Sudden Strike 4 by Kalypso Media is a strategy game that takes place during World War II. Using units, the player is given for each mission, players will complete multiple task to complete the mission, securing positions, taking out AA gunners, bunkers, etc. After completing all the objectives, the mission is cleared and the player is given a star score of one to three. Achieving rank three on a mission unlocks challenge modes for that mission. There are two difficulty modes available for each mission; easy and normal.
Multiplayer and skirmish options are available for those who want more than the standard campaign. This is a nice feature for those who want to show their skill and take on a challenge not found in the single player campaign.
Things I liked:
Players get to select which general they would like to use for the mission. Each general has different benefits and are real generals of the time in which the game takes place.
There are three different campaigns to play through; Allies, German, and Russians. All including crucial battles fought at the time, from the Russian Front to Omaha Beach.
Things I didn’t like:
While I will have to admit some bias here, as I am not particularly fond of strategy games, I found the gameplay lacking in general. Nothing really stuck out. I’d select units to move and send them to the objective. Once there they would fight units guarding the objective. Rinse and repeat that the game can get dull after a while.
I give a Gameplay score of 5/10. While there was nothing glaringly wrong with the gameplay, nothing really stuck out either.
I believe the control system killed Sudden Strike 4 for the PS4. I can see what the control system was trying to be; a quick effective circle menu/directional pad combination, but no matter how many times I told certain units to do something, I could not get them to without great effort on my part. After about 30 minutes of play I needed to take breaks because of my frustration with the controls. One of the main issues with the controls was selecting units. To do this, you needed to hold down the X button over your units and push the left stick to grow the circle that appeared to reach the units I wanted. This method for selecting units was slow and inaccurate. Should you click X anywhere else on the map, you can no longer give commands to your units because you do not have them selected anymore. Despite the D pad having some unite changing options, It seems un-customizable. The system was confusing and slow; which took away from the gameplay and overall experience.
Something to add:
It would have been great to have a control that x2 the speed of the game for when you were moving units from point A to B. This would just cut out some of the time it takes to do the mundane task of the game.
Something else would be an option to select all your units on the map at once to avoid backtracking.
I give a Control score of 4/10. The controls felt unresponsive and took away from the gameplay.
The story revolves around individual soldiers who document their combat experiences for the battles in the campaign. The story follows the significant tank/infantry battles that take place throughout World War II. Experiencing the history of World War II is interesting, but is not something that hasn’t been done before. I think that if there were some cinematics prepared before each mission, it would make the game more immersive.

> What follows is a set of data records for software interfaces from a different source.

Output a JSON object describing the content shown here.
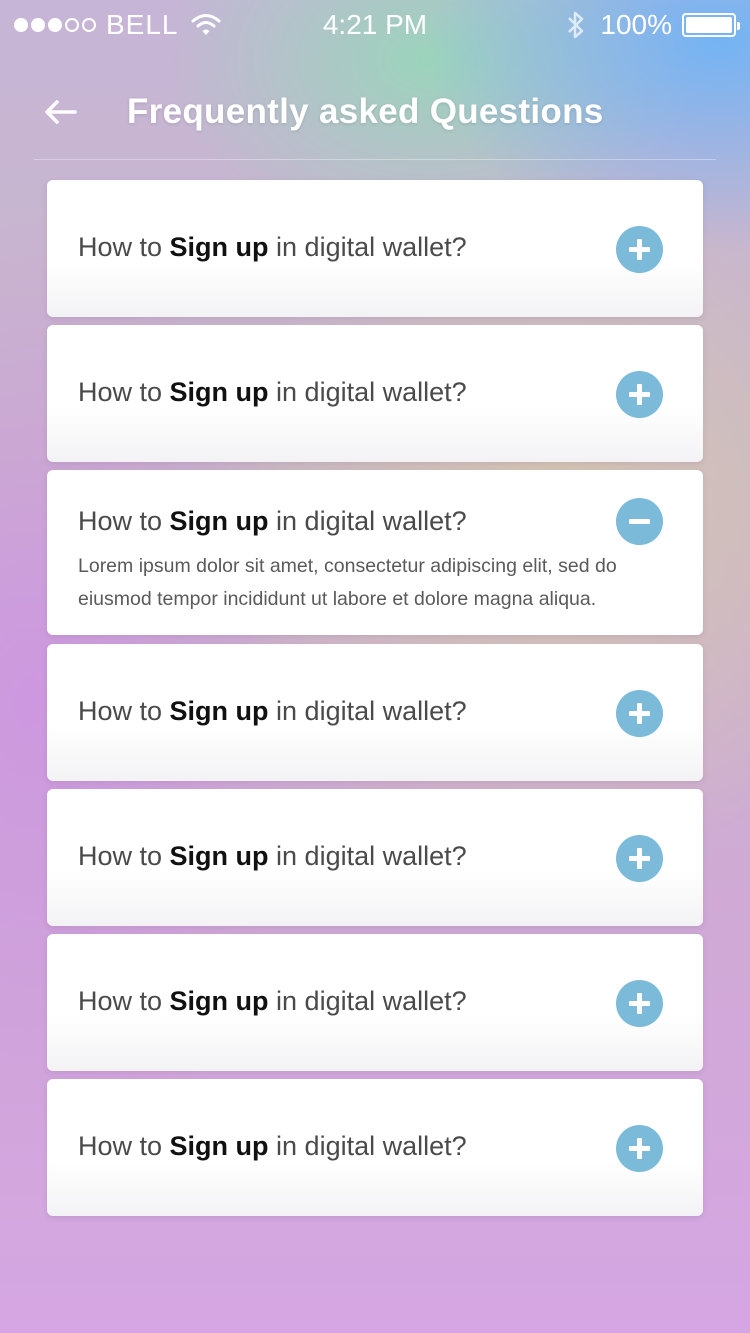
{
  "status_bar": {
    "carrier": "BELL",
    "time": "4:21 PM",
    "battery": "100%",
    "signal_strength": 3,
    "signal_total": 5
  },
  "header": {
    "title": "Frequently asked Questions",
    "back_icon": "back-arrow-icon"
  },
  "colors": {
    "toggle": "#7bbad9",
    "card": "#ffffff",
    "question_text": "#4a4a4a",
    "question_emphasis": "#111111"
  },
  "faq": {
    "items": [
      {
        "prefix": "How to ",
        "emphasis": "Sign up",
        "suffix": " in digital wallet?",
        "expanded": false,
        "toggle_icon": "plus-icon"
      },
      {
        "prefix": "How to ",
        "emphasis": "Sign up",
        "suffix": " in digital wallet?",
        "expanded": false,
        "toggle_icon": "plus-icon"
      },
      {
        "prefix": "How to ",
        "emphasis": "Sign up",
        "suffix": " in digital wallet?",
        "expanded": true,
        "toggle_icon": "minus-icon",
        "answer": "Lorem ipsum dolor sit amet, consectetur adipiscing elit, sed do eiusmod tempor incididunt ut labore et dolore magna aliqua."
      },
      {
        "prefix": "How to ",
        "emphasis": "Sign up",
        "suffix": " in digital wallet?",
        "expanded": false,
        "toggle_icon": "plus-icon"
      },
      {
        "prefix": "How to ",
        "emphasis": "Sign up",
        "suffix": " in digital wallet?",
        "expanded": false,
        "toggle_icon": "plus-icon"
      },
      {
        "prefix": "How to ",
        "emphasis": "Sign up",
        "suffix": " in digital wallet?",
        "expanded": false,
        "toggle_icon": "plus-icon"
      },
      {
        "prefix": "How to ",
        "emphasis": "Sign up",
        "suffix": " in digital wallet?",
        "expanded": false,
        "toggle_icon": "plus-icon"
      }
    ]
  }
}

I give a Story score of 6/10. The story isn’t bad, but it could have been told in different ways to make it much more interesting.
Graphics and Music:
The graphics in the game are decent and the music fits with the subject matter. I appreciated little things like units casting shadows and foot prints being left in the snow. There were some surprising details such as these that suggest some heart was put into the graphic design of the game.
The music was of the general military fanfare expected in this kind of game and added to the immersion. While this games music might not be able to boast as much as other titles, it does a well enough job of setting the mood.
Something to add:
I couldn’t help but want to zoom in or out on the map. Either to get a closer look at a tiger tank or get a better view of the combat zone. This feature would be great for tactical and aesthetic uses.
I give a Graphics and Music score of 6/10. While games can always strive to do better in these areas, this game did more than I would have expected.
Overall, I give the game a 5/10. It’s a solid game for those who might not play many strategy type games. However, I would heavily recommend the game for players who enjoy strategy games, history, or players who are military buffs. For those players, this game has a lot to offer as they will come across a variety of military equipment within accurate representations of famous military battles. Though for all players I would caution them to be prepared for a learning curve when it comes to the controls. That being said, this game would be best experienced on PC. Selecting troops and other units could be a simple click and drag. Different key bindings could allow you to assign and rotate through units. Moving all the tanks ahead of the ground troops with ease would increase the games emersion tenfold and could make for more creative tactics in the field.
Here is the Sudden Strike 4 Release Trailer:
Sudden Strike 4 is available now worldwide on Steam, as well as via retail and the PlayStation Store in UK and European export territories. The North American retail and PlayStation Store releases will follow on August 15, 2017.